# The data:
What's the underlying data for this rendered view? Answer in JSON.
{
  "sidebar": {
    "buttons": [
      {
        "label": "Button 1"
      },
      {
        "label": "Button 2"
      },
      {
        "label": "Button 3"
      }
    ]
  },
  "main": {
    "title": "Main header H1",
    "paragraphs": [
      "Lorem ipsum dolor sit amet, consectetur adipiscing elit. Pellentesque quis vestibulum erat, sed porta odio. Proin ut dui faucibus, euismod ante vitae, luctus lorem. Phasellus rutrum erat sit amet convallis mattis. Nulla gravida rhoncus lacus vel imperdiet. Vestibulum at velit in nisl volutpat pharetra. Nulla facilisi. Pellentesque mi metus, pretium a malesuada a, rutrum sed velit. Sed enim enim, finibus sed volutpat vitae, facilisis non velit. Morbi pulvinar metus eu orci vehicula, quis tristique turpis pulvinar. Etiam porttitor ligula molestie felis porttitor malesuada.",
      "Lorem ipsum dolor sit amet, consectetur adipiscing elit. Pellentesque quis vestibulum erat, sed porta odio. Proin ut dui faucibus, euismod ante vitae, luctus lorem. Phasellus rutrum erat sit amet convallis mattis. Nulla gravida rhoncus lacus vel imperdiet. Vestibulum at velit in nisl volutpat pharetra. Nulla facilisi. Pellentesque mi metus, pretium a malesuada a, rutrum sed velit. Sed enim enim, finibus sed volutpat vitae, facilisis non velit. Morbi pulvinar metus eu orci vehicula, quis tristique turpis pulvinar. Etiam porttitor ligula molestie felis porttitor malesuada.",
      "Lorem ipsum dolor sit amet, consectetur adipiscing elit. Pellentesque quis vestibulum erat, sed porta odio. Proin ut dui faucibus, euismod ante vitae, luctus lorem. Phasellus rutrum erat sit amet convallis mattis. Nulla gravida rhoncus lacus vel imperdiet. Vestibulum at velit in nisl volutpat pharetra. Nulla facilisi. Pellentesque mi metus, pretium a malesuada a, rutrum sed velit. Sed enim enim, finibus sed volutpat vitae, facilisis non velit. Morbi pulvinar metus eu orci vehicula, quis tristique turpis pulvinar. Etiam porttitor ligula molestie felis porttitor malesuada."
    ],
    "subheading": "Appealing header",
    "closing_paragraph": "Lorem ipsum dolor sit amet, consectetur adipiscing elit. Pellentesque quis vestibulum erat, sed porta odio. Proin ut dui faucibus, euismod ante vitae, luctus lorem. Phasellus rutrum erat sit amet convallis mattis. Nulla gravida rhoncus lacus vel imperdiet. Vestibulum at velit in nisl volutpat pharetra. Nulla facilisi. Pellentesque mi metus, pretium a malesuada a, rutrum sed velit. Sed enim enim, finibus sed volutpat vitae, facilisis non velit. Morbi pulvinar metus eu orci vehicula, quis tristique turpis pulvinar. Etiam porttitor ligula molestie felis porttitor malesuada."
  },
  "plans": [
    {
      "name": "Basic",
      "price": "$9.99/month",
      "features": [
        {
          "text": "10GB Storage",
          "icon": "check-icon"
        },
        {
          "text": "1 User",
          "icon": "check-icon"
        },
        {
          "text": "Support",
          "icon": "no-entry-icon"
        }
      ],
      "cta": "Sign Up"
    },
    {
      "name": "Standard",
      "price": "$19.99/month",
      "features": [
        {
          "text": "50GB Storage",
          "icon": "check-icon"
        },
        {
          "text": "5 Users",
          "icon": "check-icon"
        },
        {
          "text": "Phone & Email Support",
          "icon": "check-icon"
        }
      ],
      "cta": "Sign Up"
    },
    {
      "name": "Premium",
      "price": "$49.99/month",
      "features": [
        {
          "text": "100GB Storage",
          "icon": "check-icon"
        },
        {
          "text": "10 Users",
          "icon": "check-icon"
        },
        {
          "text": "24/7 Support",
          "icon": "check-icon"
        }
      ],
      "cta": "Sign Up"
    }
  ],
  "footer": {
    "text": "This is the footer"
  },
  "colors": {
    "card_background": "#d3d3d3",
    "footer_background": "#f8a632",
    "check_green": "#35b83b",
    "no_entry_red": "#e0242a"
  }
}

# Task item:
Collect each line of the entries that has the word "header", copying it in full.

# Solution below:
    "title": "Main header H1",
    "subheading": "Appealing header",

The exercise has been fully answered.